Now 146-foot long girders, 11 feet tall and two feet wide, were laid crosswise over caissons 2 and 3, forming the base for the floor of the pier. The girders extended 33 feet wider on each side than the boxes themselves. As weight was added by construction, the caissons were gradually pumped out. Ultimately the buoyancy of the caissons would support 90 percent of the weight of the finished pier.

All progressed well until March 26, 1953, when an explosion and fire killed two workers underneath the pier floor. Gasoline had leaked into the water and was ignited by a broken light bulb. The third worker survived but was in serious condition.

On Feb. 15, 1954, interior work in the headhouse and pier shed began, and finally, on Dec. 29, 1954, the new pier was opened by Mayor Wagner and Fire Commissioner Cavanagh, who had been chief of Marine and Aviation when work had started four years prior. The only glitch of the opening ceremony was the discovery that Cavanagh’s name had been misspelled as “Cavanaugh” on the dedication plaque. In the end, the innovative new pier cost $12 million.

Today, Pier 57 stands alone as the only pier to be built in New York City on floating concrete boxes. The experiment was a great success, but perhaps too expensive. In any event, by the end of the decade, the need for large passenger and freight piers had ended, as jet travel replaced the ocean liners and containerized shipping in New Jersey and Brooklyn made break-bulk cargo handling in Manhattan obsolete. Sometime after the W. R. Grace Company sold its shipping line in 1969, the pier was employed as a bus garage and maintenance facility by the Metropolitan Transportation Authority. This use is expected to end at this end of this year, and the pier, now eligible for inclusion on the New York State Register of Historic Places, will begin a new life as a part of the emerging Hudson River Park.

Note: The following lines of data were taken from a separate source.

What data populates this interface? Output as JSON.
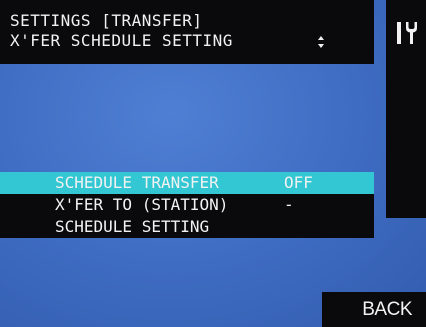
{
  "header": {
    "title": "SETTINGS [TRANSFER]",
    "subtitle": "X'FER SCHEDULE SETTING",
    "scroll_icon": "up-down-arrows-icon"
  },
  "side_panel": {
    "icon": "tools-icon"
  },
  "menu": {
    "items": [
      {
        "label": "SCHEDULE TRANSFER",
        "value": "OFF",
        "selected": true
      },
      {
        "label": "X'FER TO (STATION)",
        "value": "-",
        "selected": false
      },
      {
        "label": "SCHEDULE SETTING",
        "value": "",
        "selected": false
      }
    ]
  },
  "footer": {
    "back_label": "BACK"
  },
  "colors": {
    "background": "#3e6cc2",
    "panel": "#0a0a0c",
    "highlight": "#33c6d3",
    "text": "#f2f2f2"
  }
}
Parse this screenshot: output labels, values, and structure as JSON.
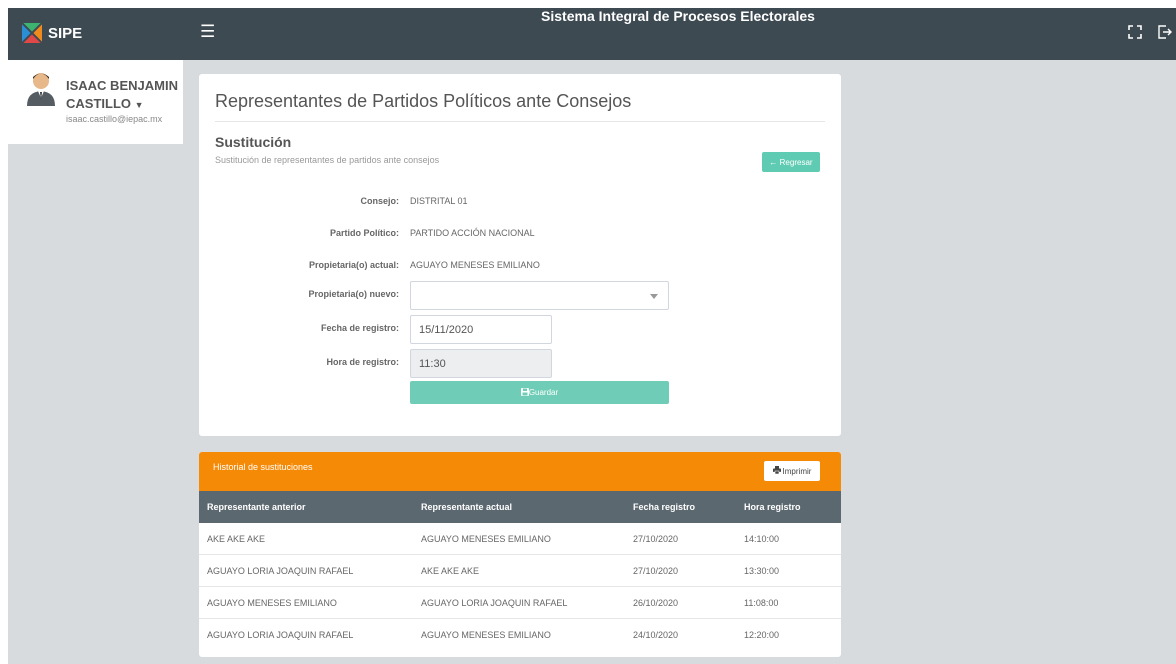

Doswell based this article on numerous New York City newspaper articles from 1947 to 1954 compiled by Norman Brouwer